Related link: http://ask.slashdot.org/article.pl?sid=05/11/23/2128219
There’s a new Ask Slashdot today with a subject dear to my heart: ‘Balancing Use Between Keyboard and Mouse?‘ in which the poster talks about a preference for hands staying on the keyboard. Of course, there are certain tasks when a mouse or other input device is easier, but for a lot of geeks, myself included, the keyboard is usually the way to go.
As a rabid Quicksilver user, I felt the need to post about it in that Ask Slashdot. You’ll find I mention it, oh, probably every other entry here or on my own site. ;) That may be because I seem to be using it every other minute, all the time. It’s that useful.
What’s most profound to me is its dual nature, combining the best of GUI and CLI, not to mention connecting the two worlds. Though arguably not alone among operating systems in this regard, Mac OS X sure does seem to have real power in both, and Quicksilver (among other utilities) help you to exploit that.
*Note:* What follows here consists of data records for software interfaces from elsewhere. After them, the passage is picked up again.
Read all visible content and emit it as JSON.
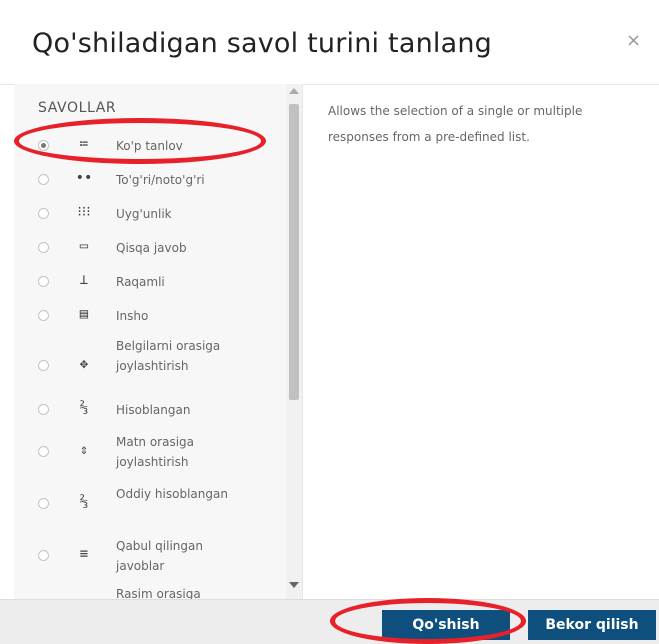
{
  "dialog": {
    "title": "Qo'shiladigan savol turini tanlang",
    "close_icon": "×"
  },
  "options_section": {
    "label": "SAVOLLAR",
    "items": [
      {
        "label": "Ko'p tanlov",
        "icon": "≔",
        "selected": true
      },
      {
        "label": "To'g'ri/noto'g'ri",
        "icon": "••",
        "selected": false
      },
      {
        "label": "Uyg'unlik",
        "icon": "⁝⁝⁝",
        "selected": false
      },
      {
        "label": "Qisqa javob",
        "icon": "▭",
        "selected": false
      },
      {
        "label": "Raqamli",
        "icon": "⊥",
        "selected": false
      },
      {
        "label": "Insho",
        "icon": "▤",
        "selected": false
      },
      {
        "label": "Belgilarni orasiga joylashtirish",
        "icon": "✥",
        "selected": false
      },
      {
        "label": "Hisoblangan",
        "icon": "⅔",
        "selected": false
      },
      {
        "label": "Matn orasiga joylashtirish",
        "icon": "⇕",
        "selected": false
      },
      {
        "label": "Oddiy hisoblangan",
        "icon": "⅔",
        "selected": false
      },
      {
        "label": "Qabul qilingan javoblar",
        "icon": "≡",
        "selected": false
      },
      {
        "label": "Rasim orasiga",
        "icon": "",
        "selected": false
      }
    ]
  },
  "description": "Allows the selection of a single or multiple responses from a pre-defined list.",
  "footer": {
    "add_label": "Qo'shish",
    "cancel_label": "Bekor qilish"
  },
  "colors": {
    "button_bg": "#0f4f7e",
    "highlight_ellipse": "#e8202a"
  }
}
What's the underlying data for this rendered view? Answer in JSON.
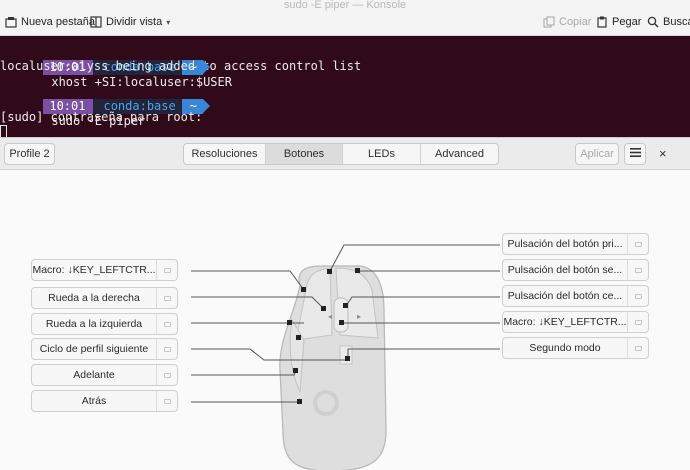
{
  "konsole": {
    "window_title": "sudo -E piper — Konsole",
    "toolbar": {
      "new_tab": "Nueva pestaña",
      "split_view": "Dividir vista",
      "copy": "Copiar",
      "paste": "Pegar",
      "search": "Buscar"
    },
    "terminal": {
      "prompt1": {
        "time": "10:01",
        "env": "conda:base",
        "dir": "~",
        "command": "xhost +SI:localuser:$USER"
      },
      "output1": "localuser:alyss being added to access control list",
      "prompt2": {
        "time": "10:01",
        "env": "conda:base",
        "dir": "~",
        "command": "sudo -E piper"
      },
      "output2": "[sudo] contraseña para root:"
    }
  },
  "piper": {
    "profile_button": "Profile 2",
    "tabs": [
      "Resoluciones",
      "Botones",
      "LEDs",
      "Advanced"
    ],
    "active_tab": "Botones",
    "apply_button": "Aplicar",
    "close_label": "×",
    "left_buttons": [
      "Macro: ↓KEY_LEFTCTR...",
      "Rueda a la derecha",
      "Rueda a la izquierda",
      "Ciclo de perfil siguiente",
      "Adelante",
      "Atrás"
    ],
    "right_buttons": [
      "Pulsación del botón pri...",
      "Pulsación del botón se...",
      "Pulsación del botón ce...",
      "Macro: ↓KEY_LEFTCTR...",
      "Segundo modo"
    ],
    "colors": {
      "mouse_fill": "#dedede",
      "mouse_stroke": "#b9b9b9",
      "leader_line": "#555555"
    }
  }
}
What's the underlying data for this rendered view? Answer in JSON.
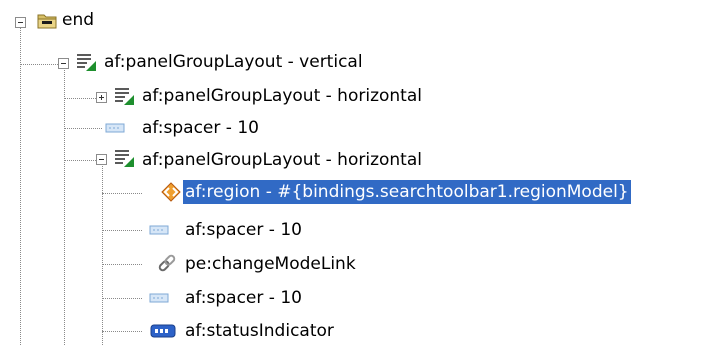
{
  "tree": {
    "nodes": [
      {
        "label": "end",
        "icon": "folder-icon",
        "toggle": "minus"
      },
      {
        "label": "af:panelGroupLayout - vertical",
        "icon": "panel-group-layout-icon",
        "toggle": "minus"
      },
      {
        "label": "af:panelGroupLayout - horizontal",
        "icon": "panel-group-layout-icon",
        "toggle": "plus"
      },
      {
        "label": "af:spacer - 10",
        "icon": "spacer-icon",
        "toggle": "none"
      },
      {
        "label": "af:panelGroupLayout - horizontal",
        "icon": "panel-group-layout-icon",
        "toggle": "minus"
      },
      {
        "label": "af:region - #{bindings.searchtoolbar1.regionModel}",
        "icon": "region-icon",
        "toggle": "none",
        "selected": true
      },
      {
        "label": "af:spacer - 10",
        "icon": "spacer-icon",
        "toggle": "none"
      },
      {
        "label": "pe:changeModeLink",
        "icon": "link-icon",
        "toggle": "none"
      },
      {
        "label": "af:spacer - 10",
        "icon": "spacer-icon",
        "toggle": "none"
      },
      {
        "label": "af:statusIndicator",
        "icon": "status-indicator-icon",
        "toggle": "none"
      }
    ]
  },
  "colors": {
    "selection": "#316ac5",
    "folder": "#c8a94a",
    "layout_green": "#1e8f2e",
    "region_orange": "#e06a1a",
    "spacer_blue": "#7fa8d6",
    "status_blue": "#2d62c8"
  }
}
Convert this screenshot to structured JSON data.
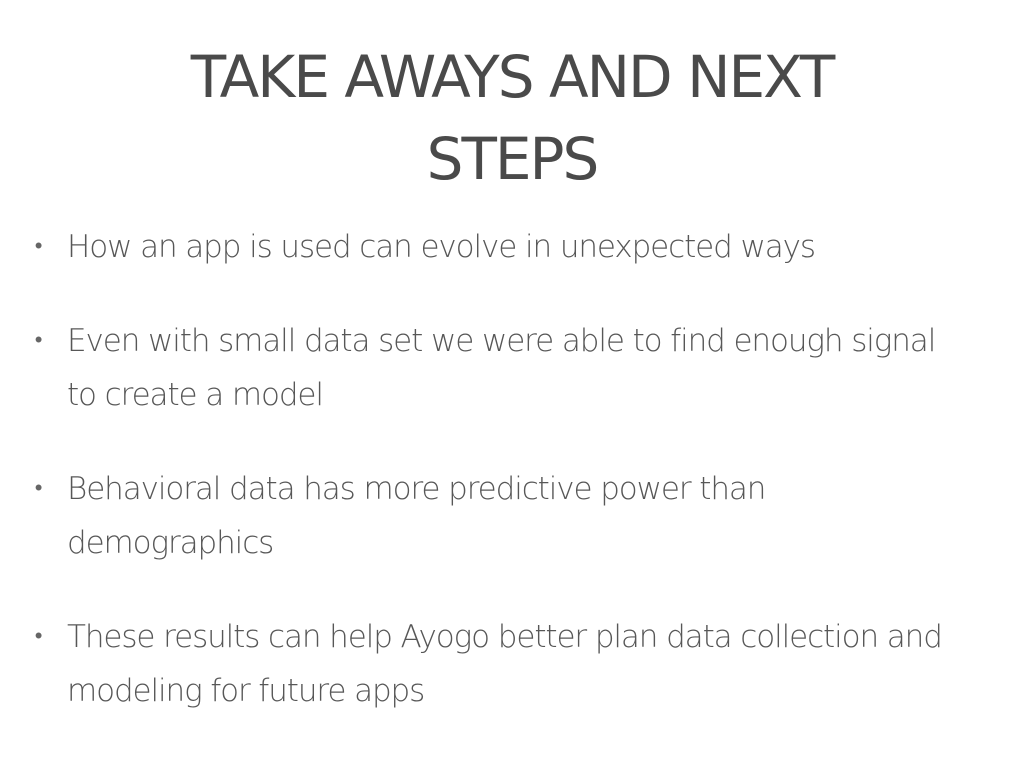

Another poster in that Slashdot story wrote that, while switching from Windows to Mac, they missed the ability for the keyboard to access pretty much every menu or widget. This is an area that I’ve found Linux apps often follow along in the Windows model. However, here’s what I wrote in reply:
Not *quite* the same thing, but if you go to the Keyboard & Mouse System Preference, then to the Keyboard Shortcuts tab, you’ll find at the bottom ‘Full Keyboard Access’ — change that to All Controls and you’ll be able to tab to most controls. In that same Preference tab you’ll find a metric crapload of navigation shortcuts for moving keyboard focus among windows, Dock, menus, etc.
Also, there are a ton of sometimes poorly documented Mac UI keyboard shortcuts that even long-time users don’t know about, but which will speed your usage tremendously. There are various places to learn about them — the Help menu in the Finder is a start, but also see http://www.macosxhints.com/ for the occasional gem.
Naturally, fine technical books are available by certain publishers that are great references as well. ;D
The point is that with the latest technologies built in to OS X, combined with various third-party utilities, as well as the Brave New World (for Macs at least) of the CLI, the GUI vs. CLI debate can be limited to — as the original inspiration for the Ask Slashdot was — a question of usability for a given application, rather than an OS debate.
What’s your take on this?